The effects of thyroid hormone on androgen metabolism in peripuberal Sertoli cells through the inhibition of estradiol production have been reported previously. It was our intention to investigate further the possible role of thyroid hormone on the interaction between testicular steroids and Sertoli cells by analyzing the effects of triiodothyronine (T3) on estrogen receptor content in 2-, 3- and 4week-old euthyroid rats. Triiodothyronine treatment (3 μg/100 body wt per day) given during the last week prior to sacrifice resulted in reduced testicular growth in 2-week-old animals. Sertoli cells from all groups were cultured initially under basal conditions for the first 24 h and subsequently in the presence of testosterone and/or T3 for the additional 24 h. The in vitro addition of T3 induced a decrease of estrogen receptors (ERs) in 2- and 3-week-old animals that appeared more pronounced especially in the presence of T3 and testosterone. When T3 was tested in vivo we noticed that the decrease of ER content was even greater in all three groups under the in vitro influence of both T3 and testosterone. In 3-week-old animals a simultaneous assay of ERs in both nuclear and cytoplasmic compartments was performed. The ER concentrations in the nucleus were closely related to those of the cytoplasm. The in vivo administration of T3 was responsible for a greater decrease of ERs in the nucleus than in the cytosol. On the basis of these results, and in agreement with our previous data, we speculate that the effect of T3 in the maturational events of Sertoli cells could involve both estradiol production and ER content.
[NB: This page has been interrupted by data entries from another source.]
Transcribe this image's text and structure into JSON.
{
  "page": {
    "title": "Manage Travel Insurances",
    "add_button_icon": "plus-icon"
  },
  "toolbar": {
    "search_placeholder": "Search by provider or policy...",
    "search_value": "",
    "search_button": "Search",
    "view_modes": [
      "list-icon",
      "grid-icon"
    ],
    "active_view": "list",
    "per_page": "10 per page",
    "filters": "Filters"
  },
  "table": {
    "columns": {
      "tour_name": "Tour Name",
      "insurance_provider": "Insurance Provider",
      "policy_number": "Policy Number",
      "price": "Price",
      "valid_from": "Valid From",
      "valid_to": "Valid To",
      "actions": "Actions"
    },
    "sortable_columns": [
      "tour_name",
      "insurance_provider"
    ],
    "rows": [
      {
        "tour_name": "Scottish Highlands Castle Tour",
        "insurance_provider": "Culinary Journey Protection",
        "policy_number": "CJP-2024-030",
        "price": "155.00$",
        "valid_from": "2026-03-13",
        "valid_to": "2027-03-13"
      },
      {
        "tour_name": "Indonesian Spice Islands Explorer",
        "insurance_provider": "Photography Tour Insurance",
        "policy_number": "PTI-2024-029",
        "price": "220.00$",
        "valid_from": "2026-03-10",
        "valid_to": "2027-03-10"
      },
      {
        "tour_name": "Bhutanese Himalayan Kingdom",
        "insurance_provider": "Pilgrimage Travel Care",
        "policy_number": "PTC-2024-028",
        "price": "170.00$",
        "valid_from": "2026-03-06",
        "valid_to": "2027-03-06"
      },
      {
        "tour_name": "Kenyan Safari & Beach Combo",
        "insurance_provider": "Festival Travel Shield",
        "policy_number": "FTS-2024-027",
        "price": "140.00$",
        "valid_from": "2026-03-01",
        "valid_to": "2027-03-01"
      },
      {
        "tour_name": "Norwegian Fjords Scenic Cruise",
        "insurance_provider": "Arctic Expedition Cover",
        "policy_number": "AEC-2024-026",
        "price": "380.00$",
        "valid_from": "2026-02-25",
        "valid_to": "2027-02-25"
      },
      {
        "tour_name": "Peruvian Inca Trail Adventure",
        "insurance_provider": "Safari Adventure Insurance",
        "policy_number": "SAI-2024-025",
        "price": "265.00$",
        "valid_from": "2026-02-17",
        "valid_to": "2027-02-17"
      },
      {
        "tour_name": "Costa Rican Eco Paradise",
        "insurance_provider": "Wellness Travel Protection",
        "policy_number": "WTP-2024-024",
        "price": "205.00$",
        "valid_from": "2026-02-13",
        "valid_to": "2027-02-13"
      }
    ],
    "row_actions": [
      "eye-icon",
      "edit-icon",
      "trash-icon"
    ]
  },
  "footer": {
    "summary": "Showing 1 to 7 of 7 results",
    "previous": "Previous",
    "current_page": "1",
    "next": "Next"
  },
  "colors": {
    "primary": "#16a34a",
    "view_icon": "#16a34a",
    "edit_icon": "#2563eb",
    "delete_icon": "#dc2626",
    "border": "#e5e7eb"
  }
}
Sebastiano Andò Cattedra di Fisiopatologia Endocrina, Dipartimento di Biologia Cellulare, Università della Calabria, 87030 Arcavacata di Rende, Cosenza, Italy